--- Input data Enclosed Below ---

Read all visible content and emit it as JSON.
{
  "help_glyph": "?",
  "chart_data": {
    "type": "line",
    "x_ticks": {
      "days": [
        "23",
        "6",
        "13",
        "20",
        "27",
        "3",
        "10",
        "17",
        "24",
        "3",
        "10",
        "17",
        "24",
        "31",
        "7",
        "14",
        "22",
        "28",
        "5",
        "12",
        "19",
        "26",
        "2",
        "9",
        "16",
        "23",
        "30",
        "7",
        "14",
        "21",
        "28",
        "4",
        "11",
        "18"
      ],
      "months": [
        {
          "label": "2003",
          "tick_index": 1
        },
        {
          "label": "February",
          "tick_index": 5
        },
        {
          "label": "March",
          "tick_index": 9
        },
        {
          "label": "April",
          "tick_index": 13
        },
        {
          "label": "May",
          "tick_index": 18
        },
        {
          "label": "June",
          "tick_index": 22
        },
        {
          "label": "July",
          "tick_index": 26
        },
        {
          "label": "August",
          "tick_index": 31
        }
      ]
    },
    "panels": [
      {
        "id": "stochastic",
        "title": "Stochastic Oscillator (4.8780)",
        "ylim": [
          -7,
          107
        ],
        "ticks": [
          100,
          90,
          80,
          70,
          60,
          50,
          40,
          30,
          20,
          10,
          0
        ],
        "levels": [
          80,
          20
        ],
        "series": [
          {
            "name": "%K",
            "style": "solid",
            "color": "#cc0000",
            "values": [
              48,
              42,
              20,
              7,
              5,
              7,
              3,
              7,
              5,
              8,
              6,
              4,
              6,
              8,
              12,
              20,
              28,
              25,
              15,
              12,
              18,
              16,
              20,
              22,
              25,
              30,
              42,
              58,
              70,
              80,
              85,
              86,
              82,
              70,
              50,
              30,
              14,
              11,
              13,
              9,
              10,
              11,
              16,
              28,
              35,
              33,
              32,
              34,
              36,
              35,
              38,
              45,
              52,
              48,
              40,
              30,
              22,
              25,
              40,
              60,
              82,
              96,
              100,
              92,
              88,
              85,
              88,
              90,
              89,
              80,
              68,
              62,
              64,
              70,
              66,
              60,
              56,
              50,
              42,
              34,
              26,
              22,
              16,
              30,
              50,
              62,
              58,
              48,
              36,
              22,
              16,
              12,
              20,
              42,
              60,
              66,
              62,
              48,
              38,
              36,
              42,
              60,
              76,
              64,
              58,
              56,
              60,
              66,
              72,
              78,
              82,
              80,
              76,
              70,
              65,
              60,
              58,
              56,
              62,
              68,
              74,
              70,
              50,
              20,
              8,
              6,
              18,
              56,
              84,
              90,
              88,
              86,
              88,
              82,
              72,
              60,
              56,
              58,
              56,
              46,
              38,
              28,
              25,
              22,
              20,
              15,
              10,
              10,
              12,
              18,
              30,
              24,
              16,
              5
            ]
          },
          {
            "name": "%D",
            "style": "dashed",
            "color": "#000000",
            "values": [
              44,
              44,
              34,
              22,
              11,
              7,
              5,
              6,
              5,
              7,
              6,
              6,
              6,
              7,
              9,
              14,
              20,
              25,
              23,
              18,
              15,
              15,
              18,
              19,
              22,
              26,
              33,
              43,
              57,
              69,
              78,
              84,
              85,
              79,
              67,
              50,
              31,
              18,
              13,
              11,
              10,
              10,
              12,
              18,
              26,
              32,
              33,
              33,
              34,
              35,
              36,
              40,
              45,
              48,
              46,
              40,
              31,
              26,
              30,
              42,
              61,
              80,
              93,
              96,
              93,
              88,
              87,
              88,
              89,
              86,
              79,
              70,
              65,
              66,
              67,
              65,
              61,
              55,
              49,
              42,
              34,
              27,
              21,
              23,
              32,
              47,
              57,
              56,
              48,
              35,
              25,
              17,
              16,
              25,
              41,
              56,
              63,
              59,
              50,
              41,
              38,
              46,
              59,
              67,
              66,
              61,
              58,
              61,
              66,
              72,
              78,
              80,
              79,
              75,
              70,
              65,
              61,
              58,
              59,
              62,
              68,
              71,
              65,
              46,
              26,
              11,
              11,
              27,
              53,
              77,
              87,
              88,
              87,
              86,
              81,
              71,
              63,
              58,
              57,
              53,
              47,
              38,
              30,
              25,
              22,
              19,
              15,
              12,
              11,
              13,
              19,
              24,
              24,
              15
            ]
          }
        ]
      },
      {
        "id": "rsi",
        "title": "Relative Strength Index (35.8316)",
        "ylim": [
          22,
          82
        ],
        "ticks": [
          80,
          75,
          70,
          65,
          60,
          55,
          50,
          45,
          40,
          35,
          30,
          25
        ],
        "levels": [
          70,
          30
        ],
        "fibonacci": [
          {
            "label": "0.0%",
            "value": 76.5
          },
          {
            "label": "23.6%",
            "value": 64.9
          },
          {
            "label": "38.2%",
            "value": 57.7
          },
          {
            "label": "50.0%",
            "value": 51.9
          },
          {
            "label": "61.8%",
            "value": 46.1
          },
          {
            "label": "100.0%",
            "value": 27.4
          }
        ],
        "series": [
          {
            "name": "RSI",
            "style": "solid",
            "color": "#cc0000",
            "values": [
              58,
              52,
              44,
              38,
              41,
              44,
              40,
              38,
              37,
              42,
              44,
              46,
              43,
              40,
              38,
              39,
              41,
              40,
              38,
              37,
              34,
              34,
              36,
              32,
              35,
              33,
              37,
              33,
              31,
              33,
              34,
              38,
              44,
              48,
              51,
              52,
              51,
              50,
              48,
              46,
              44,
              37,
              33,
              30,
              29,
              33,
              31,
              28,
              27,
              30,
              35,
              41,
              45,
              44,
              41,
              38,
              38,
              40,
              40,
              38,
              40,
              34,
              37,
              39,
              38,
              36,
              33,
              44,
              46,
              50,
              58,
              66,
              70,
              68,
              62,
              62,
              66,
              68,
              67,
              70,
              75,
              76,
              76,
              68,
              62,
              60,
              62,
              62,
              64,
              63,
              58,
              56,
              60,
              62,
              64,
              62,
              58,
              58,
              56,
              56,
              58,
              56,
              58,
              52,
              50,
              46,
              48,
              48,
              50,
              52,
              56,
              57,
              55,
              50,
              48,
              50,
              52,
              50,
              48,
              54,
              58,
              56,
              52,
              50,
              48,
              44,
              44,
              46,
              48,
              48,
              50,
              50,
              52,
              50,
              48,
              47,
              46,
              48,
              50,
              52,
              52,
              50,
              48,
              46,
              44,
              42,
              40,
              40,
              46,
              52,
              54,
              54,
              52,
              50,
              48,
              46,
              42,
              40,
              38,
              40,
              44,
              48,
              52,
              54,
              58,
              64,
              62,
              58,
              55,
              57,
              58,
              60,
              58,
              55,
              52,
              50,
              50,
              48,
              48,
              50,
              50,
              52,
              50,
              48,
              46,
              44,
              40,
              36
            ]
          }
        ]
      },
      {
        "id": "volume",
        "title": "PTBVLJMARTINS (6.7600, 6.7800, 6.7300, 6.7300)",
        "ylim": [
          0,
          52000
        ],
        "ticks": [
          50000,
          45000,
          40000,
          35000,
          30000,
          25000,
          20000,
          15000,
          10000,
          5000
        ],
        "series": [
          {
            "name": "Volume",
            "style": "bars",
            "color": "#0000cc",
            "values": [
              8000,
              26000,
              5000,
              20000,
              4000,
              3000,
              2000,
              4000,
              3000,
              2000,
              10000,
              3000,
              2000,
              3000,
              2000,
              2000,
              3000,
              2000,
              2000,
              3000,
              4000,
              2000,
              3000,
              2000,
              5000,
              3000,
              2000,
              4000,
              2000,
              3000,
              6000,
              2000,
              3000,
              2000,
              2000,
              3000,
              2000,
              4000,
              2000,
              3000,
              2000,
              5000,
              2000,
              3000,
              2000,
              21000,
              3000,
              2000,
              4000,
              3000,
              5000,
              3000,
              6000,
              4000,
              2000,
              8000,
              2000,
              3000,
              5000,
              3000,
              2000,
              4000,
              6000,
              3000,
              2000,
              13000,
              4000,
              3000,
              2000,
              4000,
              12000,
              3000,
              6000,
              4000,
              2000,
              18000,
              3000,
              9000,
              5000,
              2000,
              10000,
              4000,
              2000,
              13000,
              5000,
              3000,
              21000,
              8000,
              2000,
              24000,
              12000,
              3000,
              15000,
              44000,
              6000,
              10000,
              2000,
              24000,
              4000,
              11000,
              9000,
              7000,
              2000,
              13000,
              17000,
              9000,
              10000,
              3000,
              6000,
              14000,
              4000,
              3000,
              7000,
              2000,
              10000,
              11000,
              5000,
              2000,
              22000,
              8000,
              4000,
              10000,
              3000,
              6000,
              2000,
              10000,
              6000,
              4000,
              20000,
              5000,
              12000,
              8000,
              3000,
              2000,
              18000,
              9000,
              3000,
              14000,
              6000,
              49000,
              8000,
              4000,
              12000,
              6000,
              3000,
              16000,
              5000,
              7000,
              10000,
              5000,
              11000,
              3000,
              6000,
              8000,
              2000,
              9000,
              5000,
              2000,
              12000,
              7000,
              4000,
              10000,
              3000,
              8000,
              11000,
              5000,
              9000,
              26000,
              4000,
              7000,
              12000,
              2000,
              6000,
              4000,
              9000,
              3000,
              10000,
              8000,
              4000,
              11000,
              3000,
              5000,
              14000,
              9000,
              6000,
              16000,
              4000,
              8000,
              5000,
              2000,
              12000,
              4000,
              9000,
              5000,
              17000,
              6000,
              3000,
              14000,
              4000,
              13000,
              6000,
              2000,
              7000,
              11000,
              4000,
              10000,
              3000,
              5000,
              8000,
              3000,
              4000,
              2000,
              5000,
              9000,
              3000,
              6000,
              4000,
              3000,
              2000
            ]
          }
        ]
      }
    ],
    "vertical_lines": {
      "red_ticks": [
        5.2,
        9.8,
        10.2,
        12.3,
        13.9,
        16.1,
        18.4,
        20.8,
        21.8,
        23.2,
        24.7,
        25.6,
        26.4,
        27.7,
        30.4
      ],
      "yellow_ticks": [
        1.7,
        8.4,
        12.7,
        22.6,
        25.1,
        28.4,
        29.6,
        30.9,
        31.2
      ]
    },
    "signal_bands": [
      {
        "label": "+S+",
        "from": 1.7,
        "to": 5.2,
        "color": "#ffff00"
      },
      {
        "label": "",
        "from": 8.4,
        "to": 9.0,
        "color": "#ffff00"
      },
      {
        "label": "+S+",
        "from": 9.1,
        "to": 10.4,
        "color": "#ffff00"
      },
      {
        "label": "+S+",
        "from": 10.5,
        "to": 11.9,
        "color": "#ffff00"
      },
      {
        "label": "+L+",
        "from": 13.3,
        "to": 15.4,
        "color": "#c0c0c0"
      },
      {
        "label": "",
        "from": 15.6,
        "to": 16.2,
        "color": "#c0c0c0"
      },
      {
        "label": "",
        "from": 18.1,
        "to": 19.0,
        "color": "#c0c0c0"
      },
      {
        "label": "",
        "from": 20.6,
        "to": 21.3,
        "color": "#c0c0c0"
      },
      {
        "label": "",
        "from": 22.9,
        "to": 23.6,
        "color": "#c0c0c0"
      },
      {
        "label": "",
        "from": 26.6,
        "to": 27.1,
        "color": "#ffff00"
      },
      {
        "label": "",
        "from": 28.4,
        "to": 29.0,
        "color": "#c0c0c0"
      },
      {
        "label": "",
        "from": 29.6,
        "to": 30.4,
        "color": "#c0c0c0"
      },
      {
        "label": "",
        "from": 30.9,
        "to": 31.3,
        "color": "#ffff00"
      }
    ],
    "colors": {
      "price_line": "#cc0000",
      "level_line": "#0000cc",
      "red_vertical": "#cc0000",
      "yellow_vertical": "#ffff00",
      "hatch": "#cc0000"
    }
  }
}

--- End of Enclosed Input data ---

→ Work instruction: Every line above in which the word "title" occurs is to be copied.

→ Exercise answer:
        "title": "Stochastic Oscillator (4.8780)",
        "title": "Relative Strength Index (35.8316)",
        "title": "PTBVLJMARTINS (6.7600, 6.7800, 6.7300, 6.7300)",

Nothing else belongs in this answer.